Standard C Library (libc, -lc)
#include <sys/param.h> #include <sys/mount.h> int getfh(const char *path, fhandle_t *fhp); int lgetfh(const char *path, fhandle_t *fhp); int getfhat(int fd, const char *path, fhandle_t *fhp, int flag);
The getfh() system call returns a file handle for the specified file or directory in the file handle pointed to by fhp. The lgetfh() system call is like getfh() except in the case where the named file is a symbolic link, in which case lgetfh() returns information about the link, while getfh() returns information about the file the link references. The getfhat() system call is equivalent to getfh() and lgetfh() except when the path specifies a relative path, or the AT_BENEATH flag is provided. For getfhat() and relative path, the status is retrieved from a file relative to the directory associated with the file descriptor fd instead of the current working directory. For AT_BENEATH and absolute path, the status is retrieved from a file specified by the path, but additional permission checks are performed, see below. The values for the flag are constructed by a bitwise-inclusive OR of flags from this list, defined in <fcntl.h>: AT_SYMLINK_NOFOLLOW If path names a symbolic link, the status of the symbolic link is returned. AT_BENEATH Only stat files and directories below the topping directory. See the description of the O_BENEATH flag in the open(2) manual page. If getfhat() is passed the special value AT_FDCWD in the fd parameter, the current working directory is used and the behavior is identical to a call to getfth() or lgetfh() respectively, depending on whether or not the AT_SYMLINK_NOFOLLOW bit is set in flag. When getfhat() is called with an absolute path without the AT_BENEATH flag, it ignores the fd argument. When AT_BENEATH is specified with an absolute path, a directory passed by the fd argument is used as the topping point for the resolution. These system calls are restricted to the superuser.

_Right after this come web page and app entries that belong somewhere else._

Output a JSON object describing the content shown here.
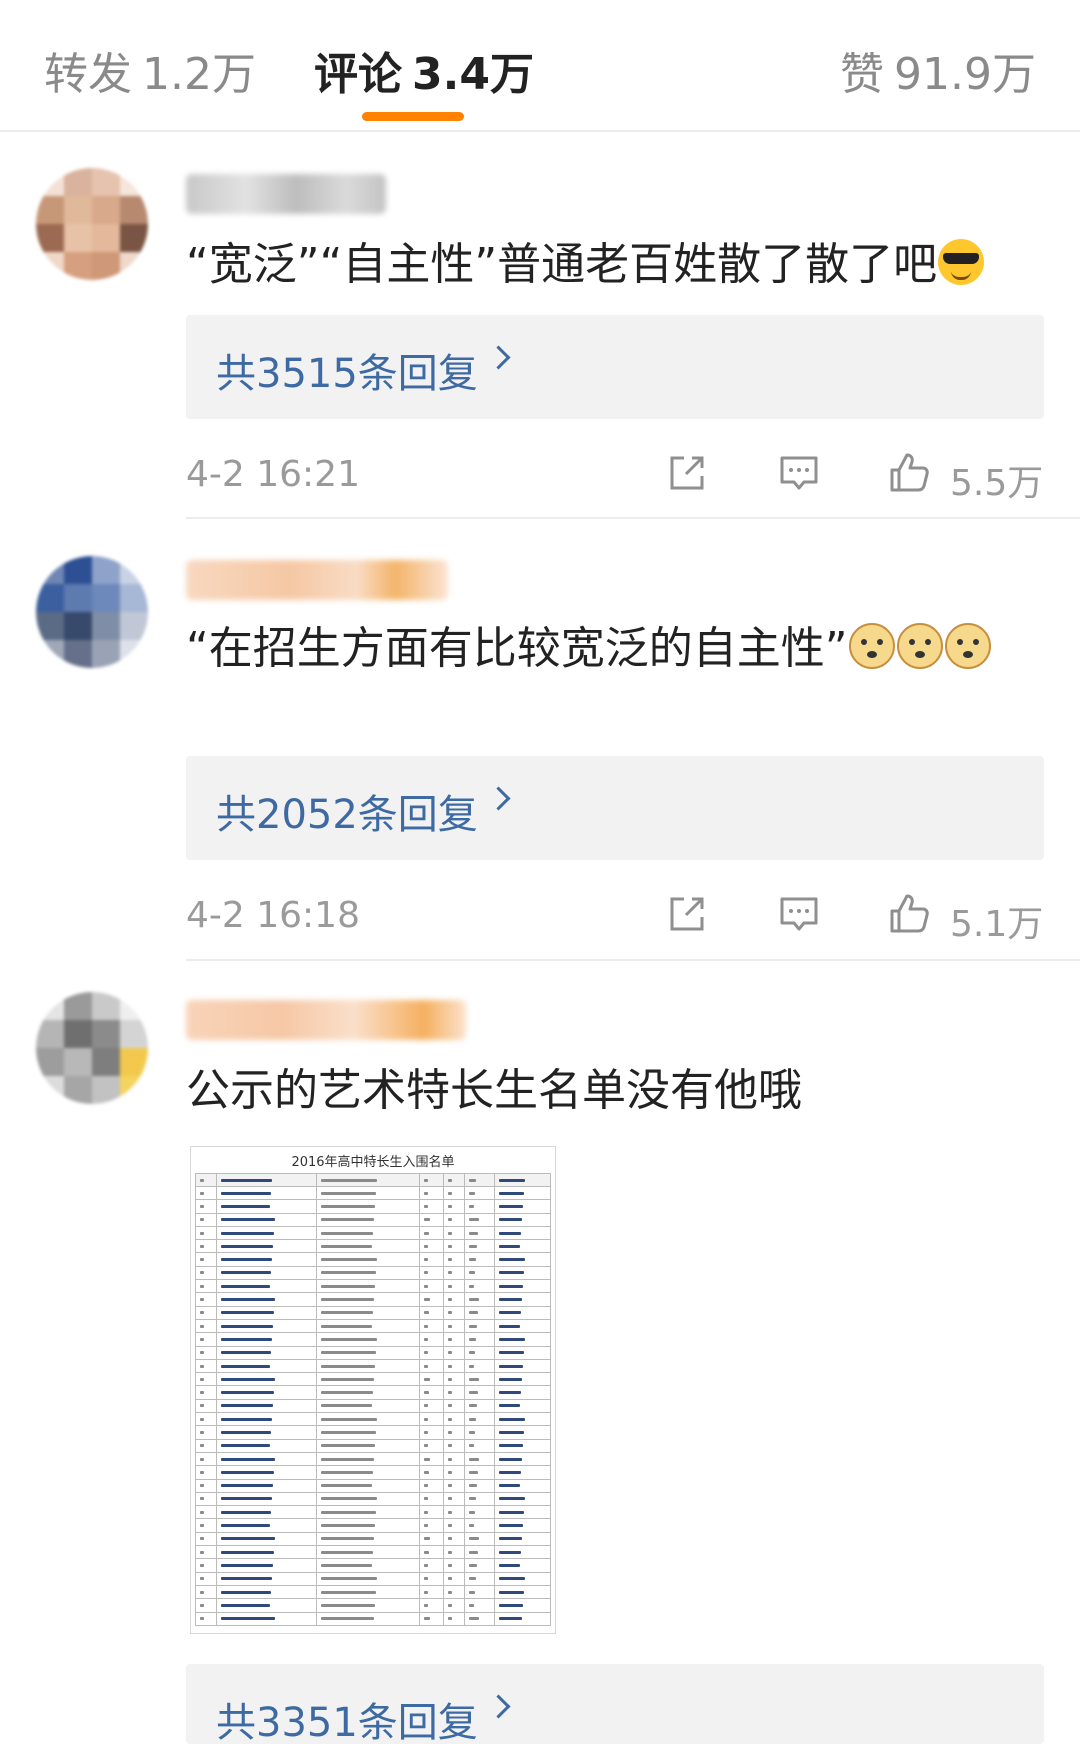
{
  "tabs": [
    {
      "label": "转发",
      "count": "1.2万"
    },
    {
      "label": "评论",
      "count": "3.4万"
    },
    {
      "label": "赞",
      "count": "91.9万"
    }
  ],
  "comments": [
    {
      "text": "“宽泛”“自主性”普通老百姓散了散了吧",
      "emojis": [
        "cool-face"
      ],
      "replies": "共3515条回复",
      "time": "4-2 16:21",
      "likes": "5.5万"
    },
    {
      "text": "“在招生方面有比较宽泛的自主性”",
      "emojis": [
        "doge",
        "doge",
        "doge"
      ],
      "replies": "共2052条回复",
      "time": "4-2 16:18",
      "likes": "5.1万"
    },
    {
      "text": "公示的艺术特长生名单没有他哦",
      "image_caption": "2016年高中特长生入围名单",
      "replies": "共3351条回复"
    }
  ],
  "colors": {
    "accent": "#ff8200",
    "link": "#3e6aa4",
    "reply_bg": "#f2f2f2",
    "meta_text": "#9a9a9a"
  }
}
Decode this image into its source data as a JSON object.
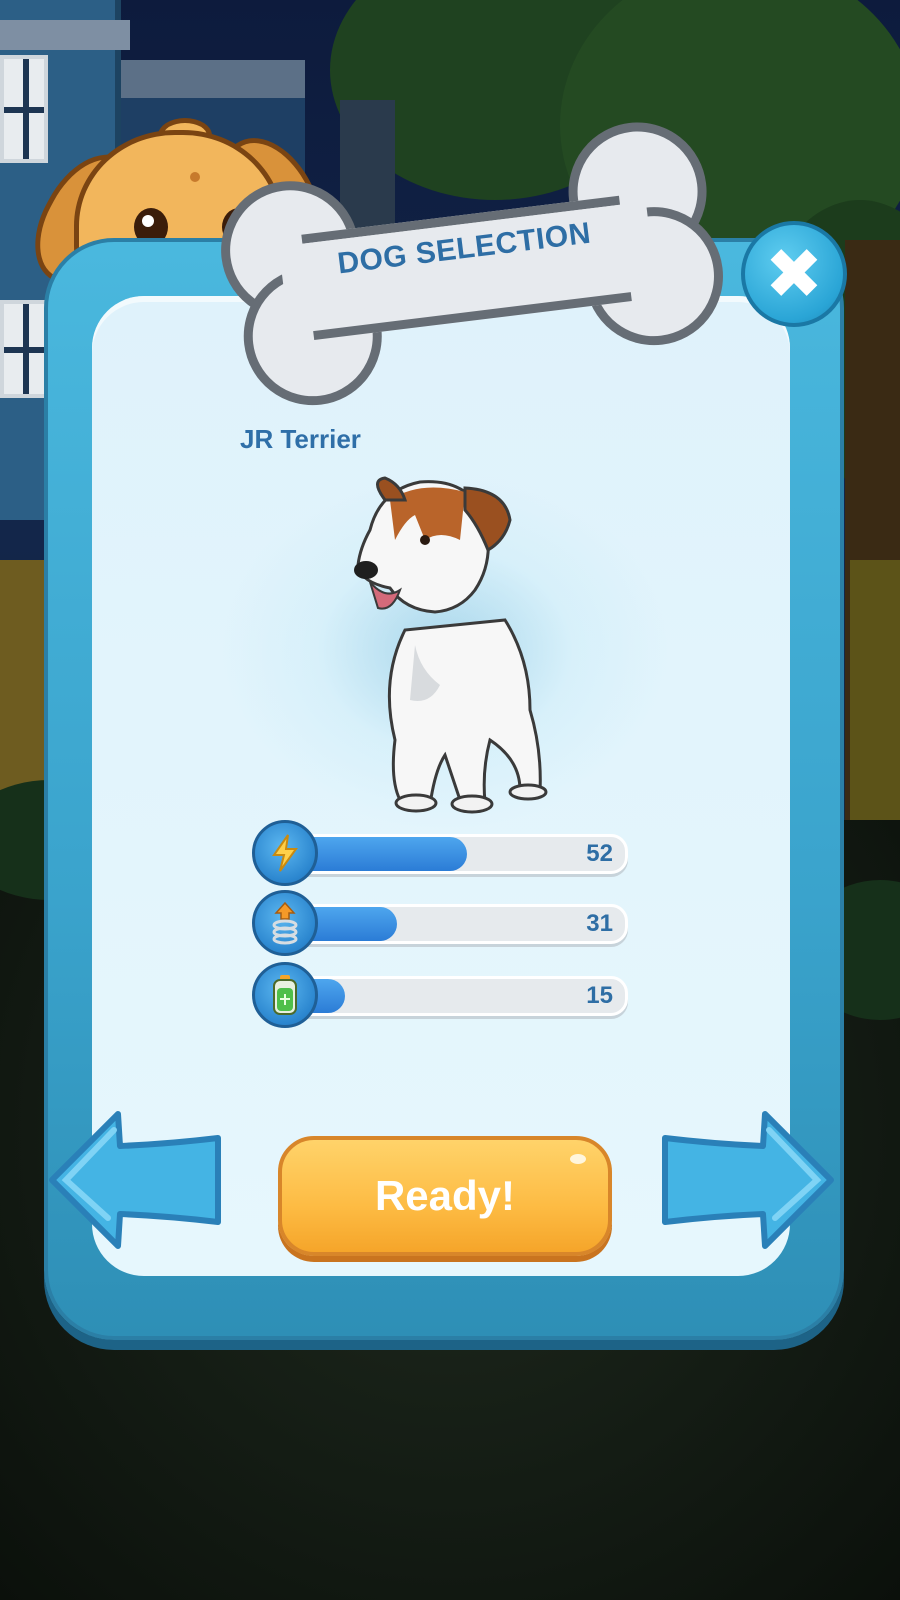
{
  "header": {
    "title": "DOG SELECTION"
  },
  "dog": {
    "name": "JR Terrier"
  },
  "stats": [
    {
      "icon": "lightning-icon",
      "value": "52",
      "fraction": 0.52
    },
    {
      "icon": "spring-jump-icon",
      "value": "31",
      "fraction": 0.31
    },
    {
      "icon": "battery-icon",
      "value": "15",
      "fraction": 0.15
    }
  ],
  "actions": {
    "ready_label": "Ready!"
  },
  "colors": {
    "panel": "#3aa3cc",
    "panel_inner": "#e6f7fd",
    "accent": "#2b7cd6",
    "ready": "#fdbb43"
  }
}
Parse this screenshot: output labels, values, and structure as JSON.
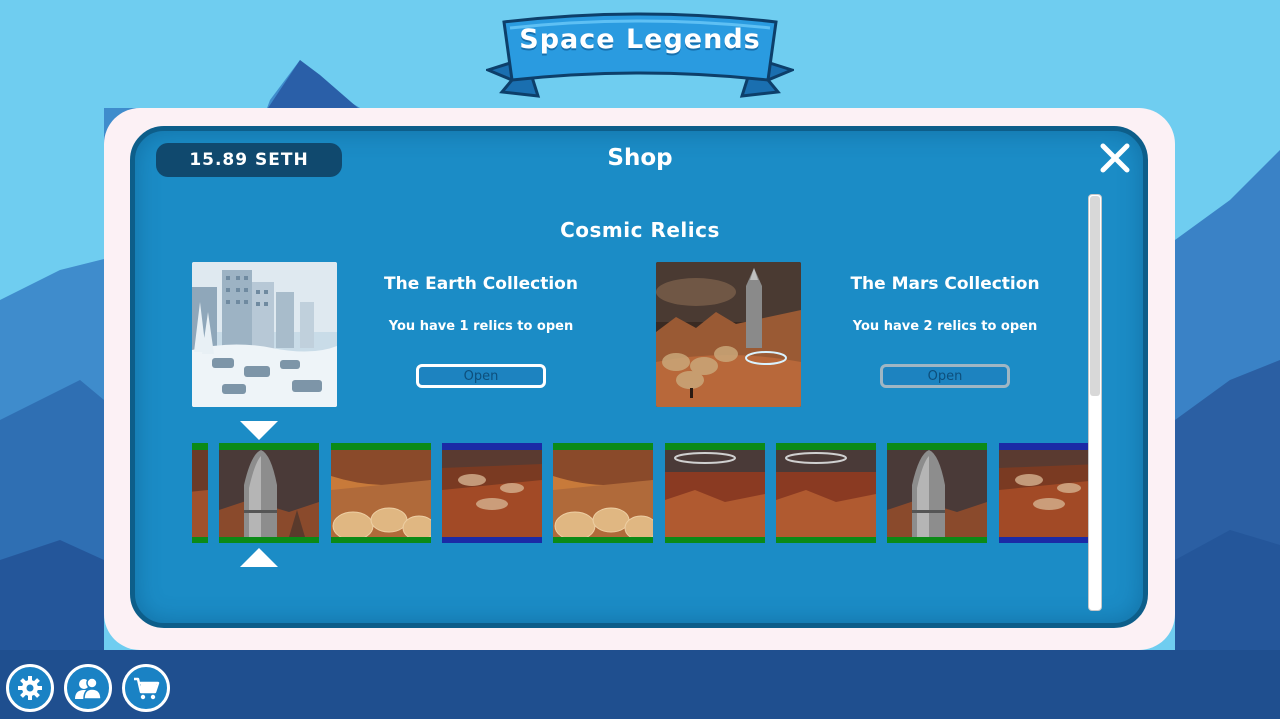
{
  "game": {
    "title": "Space Legends"
  },
  "shop": {
    "balance": "15.89 SETH",
    "title": "Shop",
    "section_title": "Cosmic Relics",
    "collections": [
      {
        "name": "The Earth Collection",
        "relics_text": "You have 1 relics to open",
        "open_label": "Open",
        "selected": true
      },
      {
        "name": "The Mars Collection",
        "relics_text": "You have 2 relics to open",
        "open_label": "Open",
        "selected": false
      }
    ],
    "carousel": {
      "cards": [
        {
          "image": "mars-partial",
          "rarity_color": "#0b8a17"
        },
        {
          "image": "rocket",
          "rarity_color": "#0b8a17"
        },
        {
          "image": "domes",
          "rarity_color": "#0b8a17"
        },
        {
          "image": "colony",
          "rarity_color": "#1b2aa6"
        },
        {
          "image": "domes",
          "rarity_color": "#0b8a17"
        },
        {
          "image": "landscape",
          "rarity_color": "#0b8a17"
        },
        {
          "image": "landscape",
          "rarity_color": "#0b8a17"
        },
        {
          "image": "rocket",
          "rarity_color": "#0b8a17"
        },
        {
          "image": "colony",
          "rarity_color": "#1b2aa6"
        }
      ]
    }
  },
  "bottom_bar": {
    "buttons": [
      {
        "icon": "gear-icon"
      },
      {
        "icon": "friends-icon"
      },
      {
        "icon": "cart-icon"
      }
    ]
  },
  "colors": {
    "panel": "#1b8cc6",
    "frame": "#fcf1f5",
    "accent": "#0d5e8a",
    "sky": "#6fcdf0"
  }
}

Upon successful completion, the value 0 is returned; otherwise the value -1 is returned and the global variable errno is set to indicate the error.
The getfh() and lgetfh() system calls fail if one or more of the following are true: [ENOTDIR] A component of the path prefix of path is not a directory. [ENAMETOOLONG] The length of a component of path exceeds 255 characters, or the length of path exceeds 1023 characters. [ENOENT] The file referred to by path does not exist. [EACCES] Search permission is denied for a component of the path prefix of path. [ELOOP] Too many symbolic links were encountered in translating path. [EFAULT] The fhp argument points to an invalid address. [EFAULT] The path argument points to an invalid address. [EIO] An I/O error occurred while reading from or writing to the file system. [EINTEGRITY] Corrupted data was detected while reading from the file system. [ESTALE] The file handle fhp is no longer valid. In addition to the errors returned by getfh(), and lgetfh(), the getfhat() system call may fail if: [EBADF] The path argument does not specify an absolute path and the fd argument, is neither AT_FDCWD nor a valid file descriptor open for searching. [EINVAL] The value of the flag argument is not valid. [ENOTDIR] The path argument is not an absolute path and fd is neither AT_FDCWD nor a file descriptor associated with a directory.
The getfh() system call first appeared in 4.4BSD.